Pre-pandemic photos: Students work at the Loan Desk and the Help Desk at Morgan Library.
CSU Libraries is another significant campus employer, with nearly 100 student workers. There, students get valuable experience in library operations as well as customer service and research skills through meaningful employment.
According to leadership at CSU Libraries, campus employment helps sharpen problem-solving skills as well as create a sense of belonging for students.
Justin Malone, a junior who works at the Help Desk, emphasized the importance of developing relationships with users.
“It’s a lot of interpersonal skills, such as conflict management,” he said in a recent issue of the Libraries’ magazine, Stay Connected. “Usually you see the same people, and it’s about growing relationships with those people. After 5 p.m., there’s a lot of community patrons, and they each have their different reasons for why they’re there.”
Learn more on how student workers at Morgan Library are gaining valuable experience and helping the university community by reading Stay Connected magazine. read more
Ryan Barone, assistant vice president for Student Success, explained that facilitating student connections to meaningful work, while at CSU and after, is a hallmark activity of the CSU Career Center.
“As a low-income first generation college student, my work study jobs were essential to completing college,” he said. “The vision of the Career Center Student Employment Unit — to make every student employment position a meaningful high impact experience that drives toward career and educational goals — is a priority as we move forward the university student success initiatives.”

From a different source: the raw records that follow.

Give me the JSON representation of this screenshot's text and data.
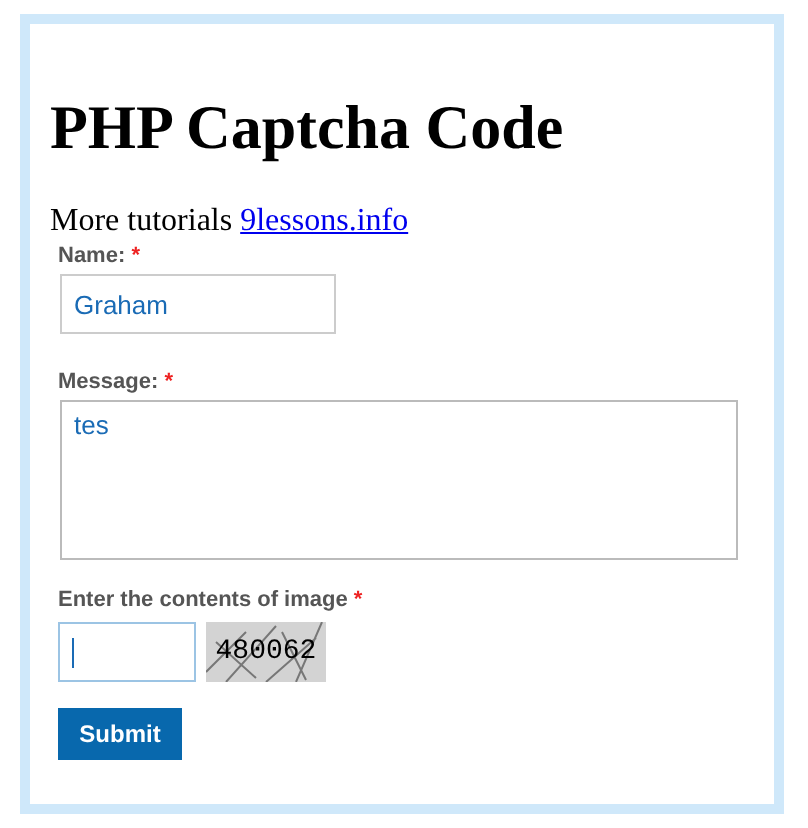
{
  "heading": "PHP Captcha Code",
  "intro": {
    "text": "More tutorials",
    "link": "9lessons.info"
  },
  "fields": [
    {
      "kind": "input",
      "label": "Name:",
      "required_mark": "*",
      "value": "Graham"
    },
    {
      "kind": "textarea",
      "label": "Message:",
      "required_mark": "*",
      "value": "tes"
    }
  ],
  "captcha": {
    "label": "Enter the contents of image",
    "required_mark": "*",
    "code": "480062"
  },
  "submit": "Submit"
}
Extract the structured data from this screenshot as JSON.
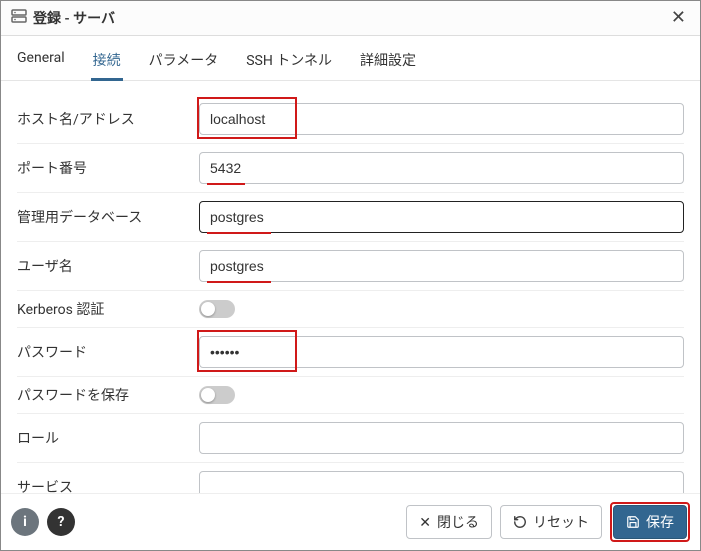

Students work at the Bookstore at the start of the Fall 2020 semester. Photo by John Eisele/CSU Photos
Like Barone, Roeder understands the lasting impact of campus employment.
Long before working at the Career Center, she was a CSU campus employee in dining at Corbett Hall and later a student assistant for a professor in the School of Education.
“Because I was working for a professor in the School of Education, I was slowly learning that I valued continuing education,” Roeder said.
The memories of her experiences at CSU eventually brought her back to her alma mater to work at the Career Center.
Two years ago, Roeder was promoted into her current role after some elements of campus employment moved from the Office of Financial Aid to the Career Center as a way for students in order to promote student success initiatives, increase bandwidth to promote student development and ensure campus work is an essential part of the overall college experience.
Michelsohn works with fellow student staff member Addy Morris at the Student Recreation Center. Photo by William A. Cotton/CSU Photos
Roeder said the Career Center now has more than 80 resources on its website to help students and student supervisors navigate campus employment, ranging from job searching to hiring and retention. She added that the Career Center also has a student supervisor training program, Elevate Student Supervision, through which supervisors can earn a certificate in student supervision while developing leadership and coaching skills.
“In the past two years, the Career Center has really helped students and our on-campus partners understand that part-time work is part of the overall career journey,” she said. “It’s a place where students start to find out their career interests.”
Michelson agrees, based on her experiences at the Student Recreation Center. The job has helped her sharpened key interpersonal communication skills, and she developed an invaluable network of friends and professional references that will help her the rest of her life.
“When I look back at CSU 30 years from now, the rec center is going to be one of the most memorable things,” she said. “Without it, I’d be missing this huge community aspect of college. It’s like I have this family, which is wonderful.”
Jenna Allen contributed to this story.